Another important change I made was to the front seam and front neckline. The front center seam had to be sewn in several inches from the neckline down to where the darts start. I’m petite and there was too much extra fabric in the bust; bringing the center from seam in made my top fit better with minimal drooping. Later, I also make a skinny strip of bias tubing to stretch behind my neck from shoulder seam to shoulder seam.
Finally, I added a bias neckband because the way the instructions said to finish off the small V-neckline were difficult and tacky. Over the rest of the top the stitching is unseen. I think exposed stitching in an obvious spot makes this top look casual instead of dressy. My idea of sewing on a bias neck binding is (I think) much more polished, besides the fact it is so much easier to sew on than achieving a tiny hem. I hand stitched the neckline band on to make sure it was done invisibly.
Just one last note: my skirt in the photos is several years old, from J. C. Penny’s, and my shoes are from a resale store. Nevertheless, my outfit is true to the 30’s, since my skirt is long and bias cut, while my shoes are T-straps with a deco design and a Spanish heel. My fake 30’s bob turned out well…you can’t tell how much hair I tucked and pinned underneath. My outfit made me want to go dancing!
Have you ever seen the lovely Doris Day’s first movie, “Romance on the High Seas”? (If you haven’t seen it, you really should!) It was released in 1948, and for her first song in the movie she is wearing a strikingly similar version of my pink 30’s top – see the pictures.

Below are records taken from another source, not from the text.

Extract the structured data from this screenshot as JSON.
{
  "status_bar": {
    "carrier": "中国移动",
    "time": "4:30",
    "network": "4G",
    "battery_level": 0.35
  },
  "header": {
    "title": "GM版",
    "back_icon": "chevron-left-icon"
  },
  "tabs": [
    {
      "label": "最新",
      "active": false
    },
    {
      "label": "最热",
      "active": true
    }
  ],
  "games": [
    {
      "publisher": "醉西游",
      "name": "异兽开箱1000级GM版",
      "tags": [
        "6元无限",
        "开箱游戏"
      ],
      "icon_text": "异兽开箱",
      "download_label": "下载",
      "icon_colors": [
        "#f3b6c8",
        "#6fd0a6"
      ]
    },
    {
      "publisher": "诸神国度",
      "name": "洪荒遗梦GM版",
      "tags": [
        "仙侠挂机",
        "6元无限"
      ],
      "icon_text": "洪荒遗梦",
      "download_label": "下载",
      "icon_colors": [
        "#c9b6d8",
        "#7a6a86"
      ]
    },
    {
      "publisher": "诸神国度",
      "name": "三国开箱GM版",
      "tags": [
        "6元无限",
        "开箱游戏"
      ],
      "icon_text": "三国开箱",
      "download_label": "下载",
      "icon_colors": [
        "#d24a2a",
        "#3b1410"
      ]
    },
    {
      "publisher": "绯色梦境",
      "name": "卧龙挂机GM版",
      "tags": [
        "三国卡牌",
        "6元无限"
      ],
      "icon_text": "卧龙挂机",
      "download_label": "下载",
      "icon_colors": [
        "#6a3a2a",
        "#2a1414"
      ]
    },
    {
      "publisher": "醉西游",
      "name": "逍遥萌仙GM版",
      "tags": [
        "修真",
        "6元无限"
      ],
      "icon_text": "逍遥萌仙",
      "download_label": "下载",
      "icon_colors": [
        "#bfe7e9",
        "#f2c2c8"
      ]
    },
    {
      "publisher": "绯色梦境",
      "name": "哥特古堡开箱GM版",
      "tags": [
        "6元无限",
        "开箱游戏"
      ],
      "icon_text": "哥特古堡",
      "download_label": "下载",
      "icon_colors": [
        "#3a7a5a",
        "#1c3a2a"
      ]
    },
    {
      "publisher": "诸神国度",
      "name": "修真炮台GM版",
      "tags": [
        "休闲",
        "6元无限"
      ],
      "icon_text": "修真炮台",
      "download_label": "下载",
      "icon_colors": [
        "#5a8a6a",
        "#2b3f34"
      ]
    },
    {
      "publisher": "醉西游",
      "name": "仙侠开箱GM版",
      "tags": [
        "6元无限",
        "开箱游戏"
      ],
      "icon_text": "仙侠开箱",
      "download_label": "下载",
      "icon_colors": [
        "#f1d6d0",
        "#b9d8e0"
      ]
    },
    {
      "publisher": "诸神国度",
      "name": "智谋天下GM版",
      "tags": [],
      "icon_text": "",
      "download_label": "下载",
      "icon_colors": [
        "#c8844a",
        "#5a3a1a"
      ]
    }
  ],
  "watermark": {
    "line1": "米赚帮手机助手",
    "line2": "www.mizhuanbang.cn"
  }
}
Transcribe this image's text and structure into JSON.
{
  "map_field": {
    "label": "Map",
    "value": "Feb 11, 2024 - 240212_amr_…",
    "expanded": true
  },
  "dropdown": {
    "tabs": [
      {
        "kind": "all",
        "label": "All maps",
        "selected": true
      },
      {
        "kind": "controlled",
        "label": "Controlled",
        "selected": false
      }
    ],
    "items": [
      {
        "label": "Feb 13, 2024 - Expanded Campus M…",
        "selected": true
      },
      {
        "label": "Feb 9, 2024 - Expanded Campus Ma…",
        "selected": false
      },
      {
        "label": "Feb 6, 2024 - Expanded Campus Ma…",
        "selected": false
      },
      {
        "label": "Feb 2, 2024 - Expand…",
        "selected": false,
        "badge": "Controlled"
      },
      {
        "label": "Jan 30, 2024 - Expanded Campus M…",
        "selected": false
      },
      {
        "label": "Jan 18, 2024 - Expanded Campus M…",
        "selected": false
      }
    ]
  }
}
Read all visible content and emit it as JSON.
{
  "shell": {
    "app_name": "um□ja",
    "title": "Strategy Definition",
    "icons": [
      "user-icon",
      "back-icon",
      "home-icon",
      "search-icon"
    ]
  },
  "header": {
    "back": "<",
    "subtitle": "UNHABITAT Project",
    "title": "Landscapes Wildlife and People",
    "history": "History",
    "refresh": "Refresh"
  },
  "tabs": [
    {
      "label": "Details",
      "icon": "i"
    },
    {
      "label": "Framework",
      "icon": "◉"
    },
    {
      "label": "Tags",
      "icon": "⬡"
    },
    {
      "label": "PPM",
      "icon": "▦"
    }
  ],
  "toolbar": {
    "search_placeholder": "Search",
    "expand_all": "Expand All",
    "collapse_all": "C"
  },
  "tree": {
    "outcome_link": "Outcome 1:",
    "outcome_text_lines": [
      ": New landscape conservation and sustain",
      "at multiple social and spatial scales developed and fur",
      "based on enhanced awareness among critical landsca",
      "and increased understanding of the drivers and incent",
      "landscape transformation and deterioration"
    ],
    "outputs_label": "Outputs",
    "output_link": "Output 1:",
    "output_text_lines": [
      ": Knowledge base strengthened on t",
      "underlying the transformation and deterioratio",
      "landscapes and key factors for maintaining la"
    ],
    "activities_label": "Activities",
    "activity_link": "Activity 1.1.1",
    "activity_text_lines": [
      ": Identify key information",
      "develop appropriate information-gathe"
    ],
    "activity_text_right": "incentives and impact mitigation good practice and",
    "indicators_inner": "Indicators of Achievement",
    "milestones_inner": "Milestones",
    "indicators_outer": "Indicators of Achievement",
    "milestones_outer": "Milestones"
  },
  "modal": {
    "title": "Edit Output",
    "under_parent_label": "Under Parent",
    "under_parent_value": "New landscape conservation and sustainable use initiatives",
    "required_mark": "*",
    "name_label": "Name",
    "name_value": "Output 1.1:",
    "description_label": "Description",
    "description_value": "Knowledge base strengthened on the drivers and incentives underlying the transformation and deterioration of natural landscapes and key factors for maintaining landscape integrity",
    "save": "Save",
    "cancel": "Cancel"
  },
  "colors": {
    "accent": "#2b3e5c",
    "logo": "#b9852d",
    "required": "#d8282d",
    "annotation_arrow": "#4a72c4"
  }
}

Her top looks like it’s a light blue satin with a wrap bottom waistband as well, except it has the classic 40’s sleeves…skinny, close-fitting with wide and puffy shoulders. This tells me A LOT about the popularity of this V2859 blouse design. For it to be worn in Hollywood over a decade later, reinvented for the current era, and worn for the debut of a rising star, already popular for her singing, means to me that this blouse design is more than just a cool pattern – it’s a fashion winner. Besides, it’s never a bad thing to feel that one has a little portion of classic Hollywood glamor in one’s wardrobe, right?